Part 0: Change and Changelessness
नासतो विद्यते भावो नाभावो विद्यते सत: |
उभयोरपि दृष्टोऽन्तस्त्वनयोस्तत्त्वदर्शिभि: ||
The above verse from Srimad Bhagavad Gita (Chapter 2, Verse 16) provides an insightful description of the changing and changeless.
The import can depend on our position, our locus.
If our locus is changing, then it is usually beneficial to draw support or stability from the changeless. For instance, in times of suffering like with the current pandemic, it is usually beneficial to meditate upon constants — God, Science, Nature, Arts, or Family — as the case may be for each individual.
If our locus instead is changeless, then any unraveling change provides an opportunity for careful observation of happenings. For instance, the rapidly evolving situation with the pandemic may reveal beginnings of several cycles of change, if we remain perceptive.
We may capture the above two perspectives with two e-words which we hear frequently during a pandemic — essential and exponential.
Part 1: Essential — Changelessness from Change
With more than half the world stuck In a lockdown, only essential services are kept functioning, and only essential goods can be transacted.
What is essential? This became an important question for consumers, producers, and governors.

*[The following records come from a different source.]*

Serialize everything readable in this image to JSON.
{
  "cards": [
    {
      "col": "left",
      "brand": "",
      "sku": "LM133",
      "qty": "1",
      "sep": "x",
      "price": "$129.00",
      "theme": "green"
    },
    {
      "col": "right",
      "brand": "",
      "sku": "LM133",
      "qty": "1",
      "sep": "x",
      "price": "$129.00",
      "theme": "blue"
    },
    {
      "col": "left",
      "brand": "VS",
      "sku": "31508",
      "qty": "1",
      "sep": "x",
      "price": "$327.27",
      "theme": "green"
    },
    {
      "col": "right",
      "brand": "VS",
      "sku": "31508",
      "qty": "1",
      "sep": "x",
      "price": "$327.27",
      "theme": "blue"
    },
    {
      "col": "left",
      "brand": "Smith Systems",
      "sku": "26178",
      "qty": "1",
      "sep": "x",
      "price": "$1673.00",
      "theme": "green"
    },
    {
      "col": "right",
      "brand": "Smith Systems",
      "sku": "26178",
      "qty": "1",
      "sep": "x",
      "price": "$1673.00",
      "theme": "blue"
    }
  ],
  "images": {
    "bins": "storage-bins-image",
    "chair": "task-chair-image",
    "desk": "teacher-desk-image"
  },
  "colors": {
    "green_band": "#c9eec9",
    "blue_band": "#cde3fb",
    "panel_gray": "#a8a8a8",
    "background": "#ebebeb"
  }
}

It also became an important question for individuals. With more time to gather our minds and reflect, many of us may have wondered about which aspects of our lives are essential? Amongst all means, which ones give meaning?
It also became an important question for organisations. With limited staff at hand, most organisations had to identify the activities that are most essential. And the staff who are most essential to keep those activities running.
It is hard to fully appreciate the value of discovering what is essential — the very essence of an individual or an organisation. This value, if carefully understood and nurtured, can outweigh the pain and loss due the pandemic.
Part 2: Exponential — Change from Changelessness
If there is one thing that spread faster than the virus, it was the knowledge of what the exponential function look likes — the relentless function that accelerates as it moves higher.
For all its derivative beauty, the exponential function spread fear and anxiety as the number of infections and deaths rose.
For individuals too some things rose exponentially: The number of dishes cooked by bachelors, the number of meals with the entire family, the number of evenings on the terrace.
For organisations too some things rose exponentially. The number of Zoom meetings in companies, the number of online classes in universities, the number of business decisions taken, the number of interventions to give back to society.
It is hard to fully appreciate the momentum of the exponential. It is this momentum, that can shrink from years to days the time taken to make progress long due.